* ABOUT THIS EXERCISE: Set down every entry word for word. Omit the pictures.

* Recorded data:
■ ■ ■ ■ ■ ■ ■

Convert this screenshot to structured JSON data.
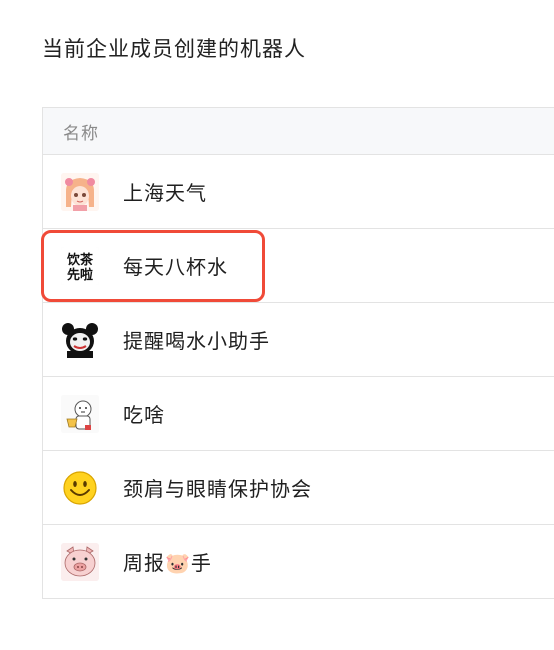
{
  "section": {
    "title": "当前企业成员创建的机器人"
  },
  "table": {
    "header": "名称",
    "rows": [
      {
        "name": "上海天气",
        "icon": "anime-girl-avatar"
      },
      {
        "name": "每天八杯水",
        "icon": "drink-tea-text-avatar",
        "avatar_text": [
          "饮茶",
          "先啦"
        ]
      },
      {
        "name": "提醒喝水小助手",
        "icon": "panda-meme-avatar"
      },
      {
        "name": "吃啥",
        "icon": "cartoon-eater-avatar"
      },
      {
        "name": "颈肩与眼睛保护协会",
        "icon": "smiley-face-avatar"
      },
      {
        "name": "周报🐷手",
        "icon": "pig-avatar"
      }
    ]
  },
  "colors": {
    "highlight": "#f04a38",
    "border": "#e3e3e3",
    "header_bg": "#f7f8fa"
  }
}
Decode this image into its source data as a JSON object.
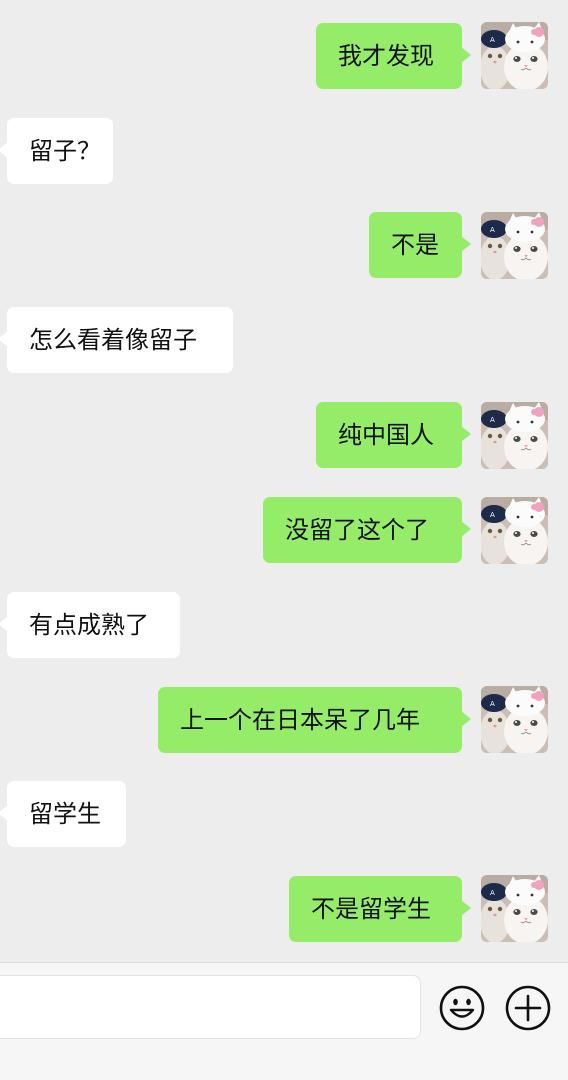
{
  "messages": [
    {
      "side": "right",
      "text": "我才发现"
    },
    {
      "side": "left",
      "text": "留子？"
    },
    {
      "side": "right",
      "text": "不是"
    },
    {
      "side": "left",
      "text": "怎么看着像留子"
    },
    {
      "side": "right",
      "text": "纯中国人"
    },
    {
      "side": "right",
      "text": "没留了这个了"
    },
    {
      "side": "left",
      "text": "有点成熟了"
    },
    {
      "side": "right",
      "text": "上一个在日本呆了几年"
    },
    {
      "side": "left",
      "text": "留学生"
    },
    {
      "side": "right",
      "text": "不是留学生"
    }
  ],
  "input": {
    "value": "",
    "placeholder": ""
  },
  "toolbar": {
    "emoji_icon": "smiley-face-icon",
    "plus_icon": "plus-circle-icon"
  },
  "colors": {
    "background": "#ededed",
    "sent_bubble": "#95ec69",
    "received_bubble": "#ffffff"
  }
}
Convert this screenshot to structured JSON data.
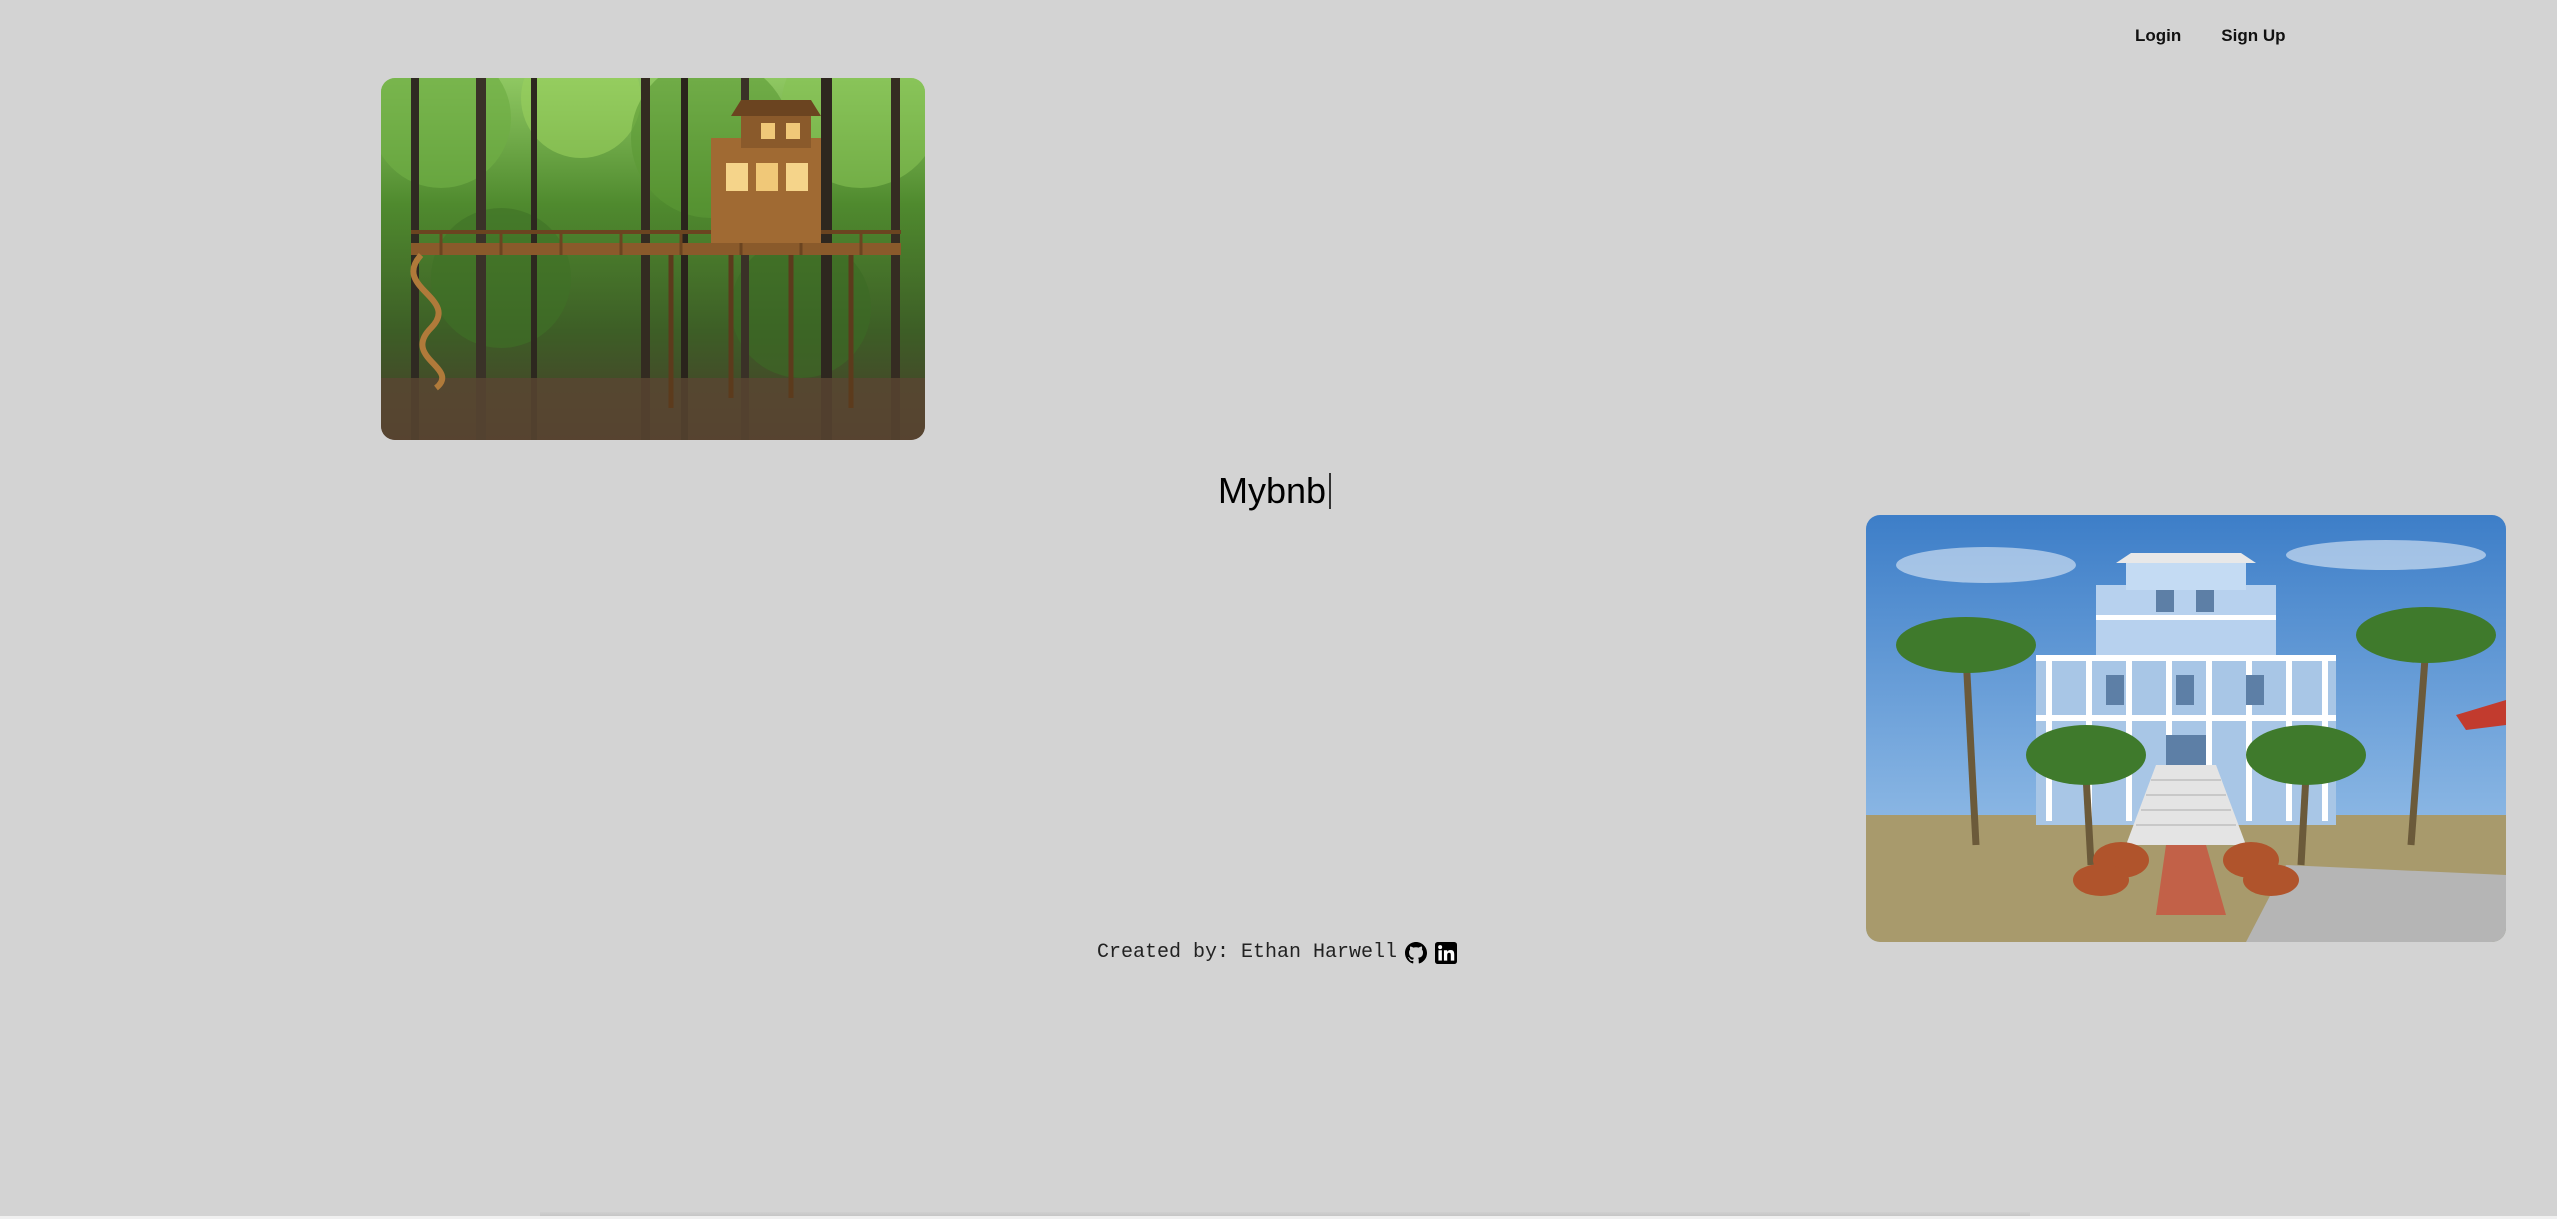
{
  "nav": {
    "login_label": "Login",
    "signup_label": "Sign Up"
  },
  "main": {
    "title": "Mybnb"
  },
  "footer": {
    "credit": "Created by: Ethan Harwell",
    "icons": [
      "github-icon",
      "linkedin-icon"
    ]
  },
  "colors": {
    "background": "#d3d3d3",
    "text": "#111111"
  }
}
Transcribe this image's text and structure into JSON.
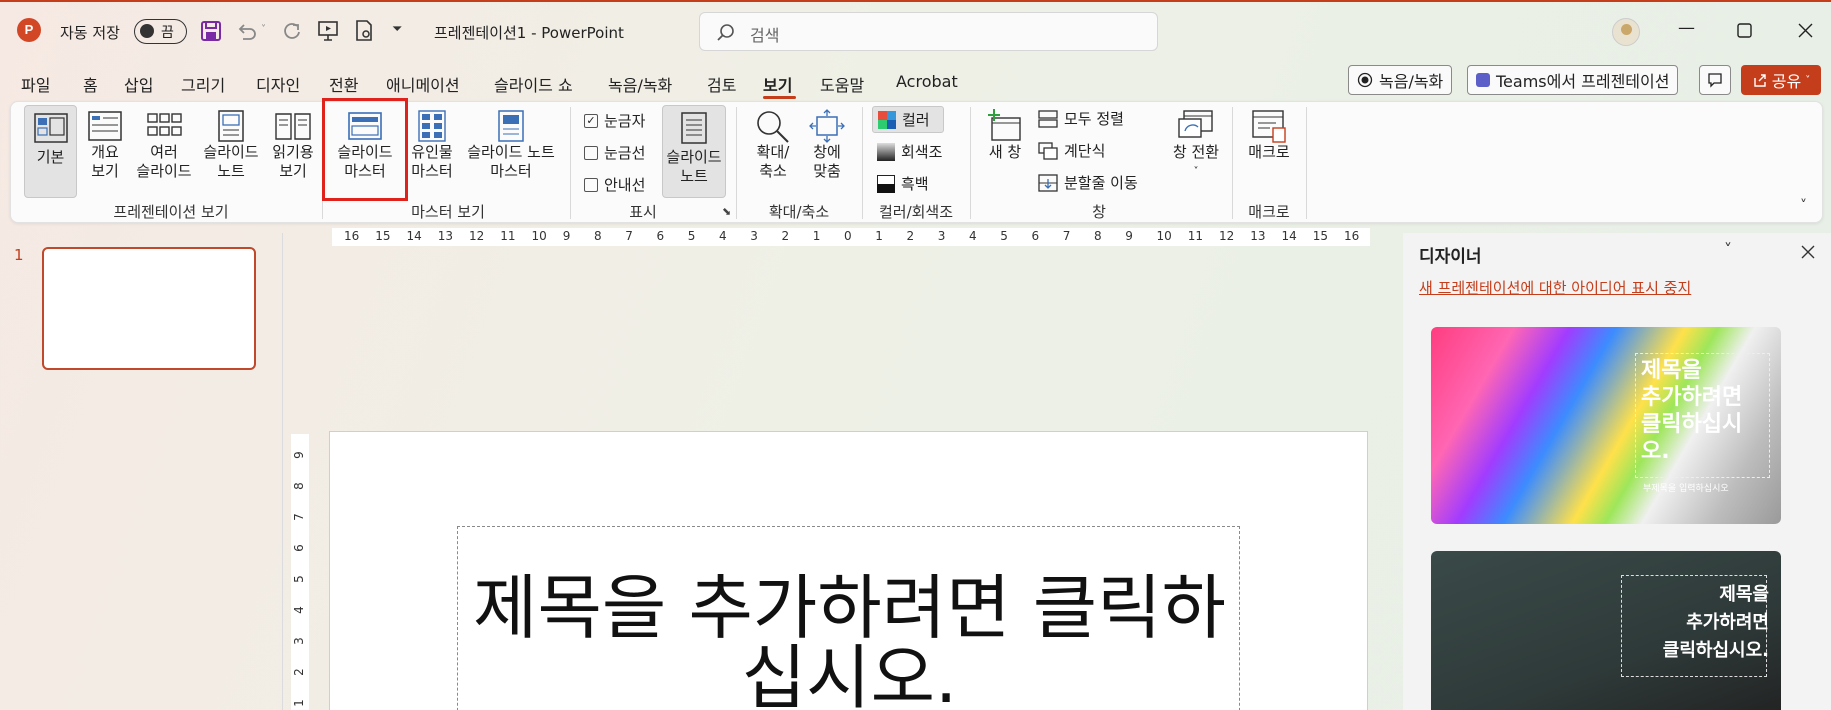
{
  "titlebar": {
    "autosave_label": "자동 저장",
    "autosave_state": "끔",
    "doc_title": "프레젠테이션1  -  PowerPoint",
    "search_placeholder": "검색"
  },
  "tabs": [
    "파일",
    "홈",
    "삽입",
    "그리기",
    "디자인",
    "전환",
    "애니메이션",
    "슬라이드 쇼",
    "녹음/녹화",
    "검토",
    "보기",
    "도움말",
    "Acrobat"
  ],
  "active_tab": "보기",
  "right_buttons": {
    "record": "녹음/녹화",
    "teams": "Teams에서 프레젠테이션",
    "share": "공유"
  },
  "ribbon": {
    "presentation_views": {
      "name": "프레젠테이션 보기",
      "items": [
        [
          "기본",
          ""
        ],
        [
          "개요",
          "보기"
        ],
        [
          "여러",
          "슬라이드"
        ],
        [
          "슬라이드",
          "노트"
        ],
        [
          "읽기용",
          "보기"
        ]
      ]
    },
    "master_views": {
      "name": "마스터 보기",
      "items": [
        [
          "슬라이드",
          "마스터"
        ],
        [
          "유인물",
          "마스터"
        ],
        [
          "슬라이드 노트",
          "마스터"
        ]
      ]
    },
    "show": {
      "name": "표시",
      "checks": [
        "눈금자",
        "눈금선",
        "안내선"
      ],
      "ruler_checked": true,
      "notes": [
        "슬라이드",
        "노트"
      ]
    },
    "zoom": {
      "name": "확대/축소",
      "items": [
        [
          "확대/",
          "축소"
        ],
        [
          "창에",
          "맞춤"
        ]
      ]
    },
    "color": {
      "name": "컬러/회색조",
      "items": [
        "컬러",
        "회색조",
        "흑백"
      ]
    },
    "window": {
      "name": "창",
      "new": "새 창",
      "items": [
        "모두 정렬",
        "계단식",
        "분할줄 이동"
      ],
      "switch": "창 전환"
    },
    "macros": {
      "name": "매크로",
      "item": "매크로"
    }
  },
  "hruler_labels": [
    "16",
    "15",
    "14",
    "13",
    "12",
    "11",
    "10",
    "9",
    "8",
    "7",
    "6",
    "5",
    "4",
    "3",
    "2",
    "1",
    "0",
    "1",
    "2",
    "3",
    "4",
    "5",
    "6",
    "7",
    "8",
    "9",
    "10",
    "11",
    "12",
    "13",
    "14",
    "15",
    "16"
  ],
  "vruler_labels": [
    "9",
    "8",
    "7",
    "6",
    "5",
    "4",
    "3",
    "2",
    "1"
  ],
  "thumbnail": {
    "number": "1"
  },
  "slide": {
    "title": "제목을 추가하려면 클릭하십시오."
  },
  "designer": {
    "title": "디자이너",
    "link": "새 프레젠테이션에 대한 아이디어 표시 중지",
    "card1_title": "제목을\n추가하려면\n클릭하십시\n오.",
    "card1_sub": "부제목을 입력하십시오",
    "card2_title": "제목을\n추가하려면\n클릭하십시오."
  },
  "colors": {
    "accent": "#c43e1c",
    "highlight": "#e0221c"
  }
}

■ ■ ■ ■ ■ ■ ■

* SOLUTION:
Convert this screenshot to structured JSON data.
{
  "section": {
    "title": "当前企业成员创建的机器人"
  },
  "table": {
    "header": "名称",
    "rows": [
      {
        "name": "上海天气",
        "icon": "anime-girl-avatar"
      },
      {
        "name": "每天八杯水",
        "icon": "drink-tea-text-avatar",
        "avatar_text": [
          "饮茶",
          "先啦"
        ]
      },
      {
        "name": "提醒喝水小助手",
        "icon": "panda-meme-avatar"
      },
      {
        "name": "吃啥",
        "icon": "cartoon-eater-avatar"
      },
      {
        "name": "颈肩与眼睛保护协会",
        "icon": "smiley-face-avatar"
      },
      {
        "name": "周报🐷手",
        "icon": "pig-avatar"
      }
    ]
  },
  "colors": {
    "highlight": "#f04a38",
    "border": "#e3e3e3",
    "header_bg": "#f7f8fa"
  }
}
Decode this image into its source data as a JSON object.
{
  "messages": [
    {
      "side": "right",
      "text": "我才发现"
    },
    {
      "side": "left",
      "text": "留子？"
    },
    {
      "side": "right",
      "text": "不是"
    },
    {
      "side": "left",
      "text": "怎么看着像留子"
    },
    {
      "side": "right",
      "text": "纯中国人"
    },
    {
      "side": "right",
      "text": "没留了这个了"
    },
    {
      "side": "left",
      "text": "有点成熟了"
    },
    {
      "side": "right",
      "text": "上一个在日本呆了几年"
    },
    {
      "side": "left",
      "text": "留学生"
    },
    {
      "side": "right",
      "text": "不是留学生"
    }
  ],
  "input": {
    "value": "",
    "placeholder": ""
  },
  "toolbar": {
    "emoji_icon": "smiley-face-icon",
    "plus_icon": "plus-circle-icon"
  },
  "colors": {
    "background": "#ededed",
    "sent_bubble": "#95ec69",
    "received_bubble": "#ffffff"
  }
}
Convert this screenshot to structured JSON data.
{
  "nav": {
    "login_label": "Login",
    "signup_label": "Sign Up"
  },
  "main": {
    "title": "Mybnb"
  },
  "footer": {
    "credit": "Created by: Ethan Harwell",
    "icons": [
      "github-icon",
      "linkedin-icon"
    ]
  },
  "colors": {
    "background": "#d3d3d3",
    "text": "#111111"
  }
}
Transcribe this image's text and structure into JSON.
{
  "titlebar": {
    "autosave_label": "자동 저장",
    "autosave_state": "끔",
    "doc_title": "프레젠테이션1  -  PowerPoint",
    "search_placeholder": "검색"
  },
  "tabs": [
    "파일",
    "홈",
    "삽입",
    "그리기",
    "디자인",
    "전환",
    "애니메이션",
    "슬라이드 쇼",
    "녹음/녹화",
    "검토",
    "보기",
    "도움말",
    "Acrobat"
  ],
  "active_tab": "보기",
  "right_buttons": {
    "record": "녹음/녹화",
    "teams": "Teams에서 프레젠테이션",
    "share": "공유"
  },
  "ribbon": {
    "presentation_views": {
      "name": "프레젠테이션 보기",
      "items": [
        [
          "기본",
          ""
        ],
        [
          "개요",
          "보기"
        ],
        [
          "여러",
          "슬라이드"
        ],
        [
          "슬라이드",
          "노트"
        ],
        [
          "읽기용",
          "보기"
        ]
      ]
    },
    "master_views": {
      "name": "마스터 보기",
      "items": [
        [
          "슬라이드",
          "마스터"
        ],
        [
          "유인물",
          "마스터"
        ],
        [
          "슬라이드 노트",
          "마스터"
        ]
      ]
    },
    "show": {
      "name": "표시",
      "checks": [
        "눈금자",
        "눈금선",
        "안내선"
      ],
      "ruler_checked": true,
      "notes": [
        "슬라이드",
        "노트"
      ]
    },
    "zoom": {
      "name": "확대/축소",
      "items": [
        [
          "확대/",
          "축소"
        ],
        [
          "창에",
          "맞춤"
        ]
      ]
    },
    "color": {
      "name": "컬러/회색조",
      "items": [
        "컬러",
        "회색조",
        "흑백"
      ]
    },
    "window": {
      "name": "창",
      "new": "새 창",
      "items": [
        "모두 정렬",
        "계단식",
        "분할줄 이동"
      ],
      "switch": "창 전환"
    },
    "macros": {
      "name": "매크로",
      "item": "매크로"
    }
  },
  "hruler_labels": [
    "16",
    "15",
    "14",
    "13",
    "12",
    "11",
    "10",
    "9",
    "8",
    "7",
    "6",
    "5",
    "4",
    "3",
    "2",
    "1",
    "0",
    "1",
    "2",
    "3",
    "4",
    "5",
    "6",
    "7",
    "8",
    "9",
    "10",
    "11",
    "12",
    "13",
    "14",
    "15",
    "16"
  ],
  "vruler_labels": [
    "9",
    "8",
    "7",
    "6",
    "5",
    "4",
    "3",
    "2",
    "1"
  ],
  "thumbnail": {
    "number": "1"
  },
  "slide": {
    "title": "제목을 추가하려면 클릭하십시오."
  },
  "designer": {
    "title": "디자이너",
    "link": "새 프레젠테이션에 대한 아이디어 표시 중지",
    "card1_title": "제목을\n추가하려면\n클릭하십시\n오.",
    "card1_sub": "부제목을 입력하십시오",
    "card2_title": "제목을\n추가하려면\n클릭하십시오."
  },
  "colors": {
    "accent": "#c43e1c",
    "highlight": "#e0221c"
  }
}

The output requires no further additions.